14 Aug 2010 7:00 AM
Children wearing Halloween costumes poured into the racecourse on Friday the 13th to put the whammy on triskaidekaphobia. Meanwhile, the topic of uniforms was discussed from one end of the grandstand to the other.
On Thursday, NYRA told the white caps that they’re no longer permitted to wear decorative pins on their red vests. No ban on pins was reported for members of TOBA, Jockey Club, TRA or the NTWA. In addition, free admission is granted to wearers of 16 different pins.
The members of industry organizations consider the pin a part of their uniform. But Kimberly Justus, who’s in charge of guest services, says the uniform of white caps is limited to a red vest, white collared shirt, black bow tie and black pants. Decorum, in this case, has caused controversy.
“When a person sees a white cap, I want a solid uniform look,” Justus said. “They’re junking up their uniforms,” she said of the pins that they wore. A guy manning a section in the grandstand wore more pins than Petreaus wears medals.
Pins or no pins, Justus is justified in demanding the white caps dress presentably. In recent years, the get-ups that some had assembled weren’t suitable for meeting the public. Even after the no-pin edict, a few white caps are wearing their collars unbuttoned, clip-on bow ties dangling from one end, with the tails of their shirts sticking out.

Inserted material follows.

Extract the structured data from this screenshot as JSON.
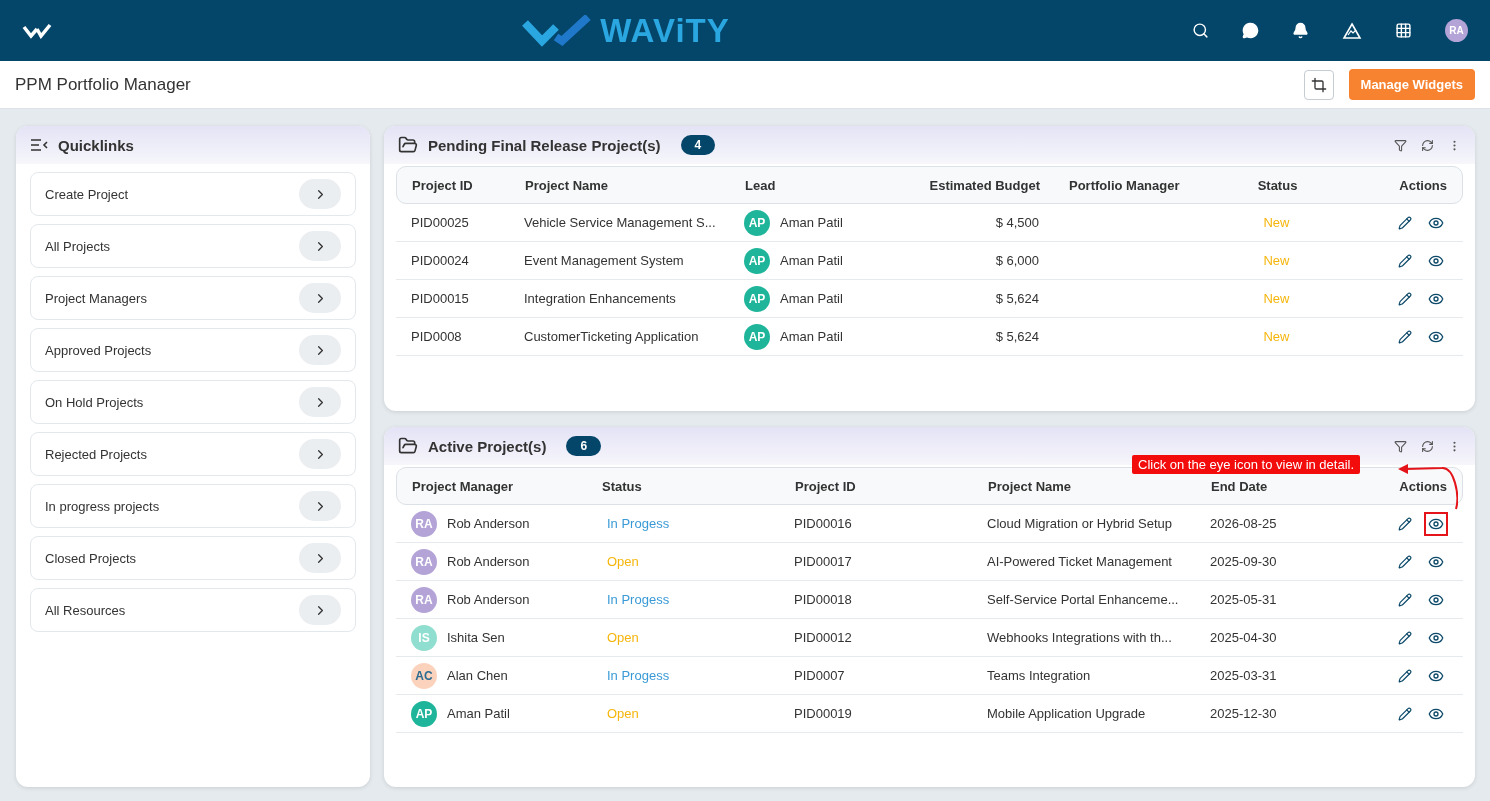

“The pins gave me a connection to my customers that I’m going to miss,” countered a distraught employee of many years. “If I’m not wearing my pins, how are people going to know to give me one?” she asked. Unresolved is the question of whether or not the pink breast cancer ribbons that employees were given to wear are permitted. One fan from Troy, NY said, “The pins are a way for them to express themselves. I thought that’s okay in America.”
As usual, several speakers at the morning’s Hall of Fame induction ceremony expressed themselves a little longer than necessary. The Racing Museum team did its typical first-rate job at making the event a must-attend. But if you ask what the program’s highlight was, the answer would be Jill Baffert’s pink halter top.
Husband Bob displayed genuine appreciation for his recent election. Each time he appears on behalf of the sport, he arrives with a breath of fresh air. Randy Romero got the biggest hand – a standing ovation, in fact. Only four of the speakers shed tears or became choked up.
Friday’s sixth and seventh races illustrated why turf racing is popular. The Shug McGaughey-trained Air Support, a son of Smart Strike, won a 1-1/16 mile maiden race by a nose at 3-1. Then Interactif, conditioned by the meet’s leading trainer Todd Pletcher, took the $150,000 Gr.2 National Museum of Racing and Hall of Fame Stakes by a slimmer margin.
Two Hall of Fame trainers won races. McGaughey and D.Wayne Lukas met runners they trained in the winner’s circle.
Vic Zast has attended at least one day of racing at Saratoga in each of the last 47 years. He is the author of the award winning book, “The History and Art of 25 Travers.”